Committee stage of the Fisheries Bill 2017-19 in the House of Commons was completed on 17 December 2018. The Bill will allow the UK to manage fisheries within its territorial waters once it has left the Commons Fisheries Policy. There is no date set for Report.Jump to full report >>
Following Brexit, the UK will no longer be part of the EU Common Fisheries Policy (CFP). It will become an independent coastal state and be fully responsible for managing fisheries in the UK’s Exclusive Economic Zone (EEZ) of 200 miles. This will include setting total allowable catches (TACs) and determining who has access to fisheries.
The 25 Year Environment Plan, published in January 2018, set out details of the Government’s aims for a sustainable fisheries policy after Brexit, based on a natural capital approach, which would allow for sustainable fisheries, whilst protecting and enhancing the marine environment. This was followed by the publication of a Fisheries White Paper, in July 2018, which recognised that “healthy fish stocks are the first step to vibrant commercial and recreational fishing industries, and prioritises a healthy marine environment” and committed to work under the principle of maximum sustainable yield. The White Paper included details of the proposed Fisheries Bill, which would create powers for “retained EU fisheries law to be amended expeditiously by secondary legislation”; and include proposals for powers to deliver agreements reached with the EU and other coastal states on access to waters and fishing opportunities.
Fisheries management in the UK (including quota allocation) is devolved, with different approaches taken by the four administrations. A Concordat in 2012 established common practice for vessel licensing, effort management and quota distribution.
The Fisheries Bill, published on 25 October 2018, is a framework bill that will provide the UK Government with powers to set annual total allowable catches for UK waters, and provide the UK Government and devolved administrations with powers to the amend the fisheries regulations that will be transposed into UK law from EU legislation. In addition to this, a number of Articles in the EU CFP Regulations are revoked or amended. The Bill includes a number of Henry VIII powers. The devolved administrations have taken different positions on a number of issues, including to what extent the Bill requires legislative consent.
The Bill reflects the objectives set out Article 2 of the EU Regulations and provides for the how these will be reflected in policy across the UK, although it does not include a duty to meet these objectives. It also includes powers for the UK Government to set fishing opportunities, and for England only, powers to create a scheme for sale of quota and charging for discards. The Bill also extends the powers of national authorities with regard to marine conservation to the whole of the UK EEZ.

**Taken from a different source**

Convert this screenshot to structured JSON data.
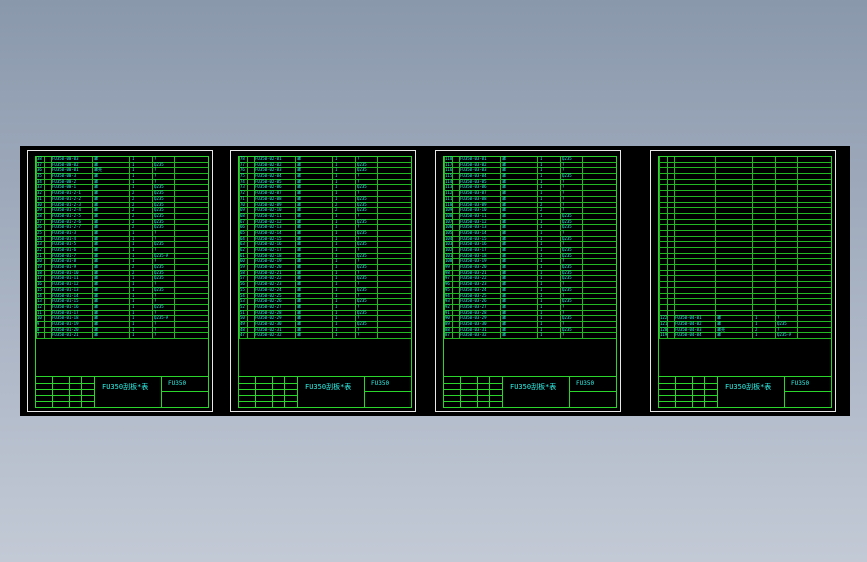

Second Reading of the Bill took place in the House of Commons on 21 November 2018. The Committee stage of the Fisheries Bill took place between 4 and 17 of December 2018. The Bill now includes eight Government amendments, some of them included at the request of the Devolved Administrations. One Conservative amendment was successful. No Opposition amendment where successful. Both Government and Opposition committed to return to several areas during Report stage. There were also several amendments proposed by Conservative Members that were negated on division. All clauses of the Bill except one, which deals with devolved powers, will apply to all parts of the UK. Should clause 18 of the Bill not be in force on exit day the Government has set out that it has prerogative powers to set fishing opportunities until the Fisheries Bill becomes law.
Fisheries: Brexit Negotiations and Fisheries Management in the UK Commons Briefing Papers provide further information within the context of the leaving the EU. Further information is also available in the on how fishing opportunties are set can be found in PostNote UK Fisheries Management
Commons Briefing papers CBP-8442
Authors: Elena Ares; Chris Rhodes; Roderick McInnes; Matthew Ward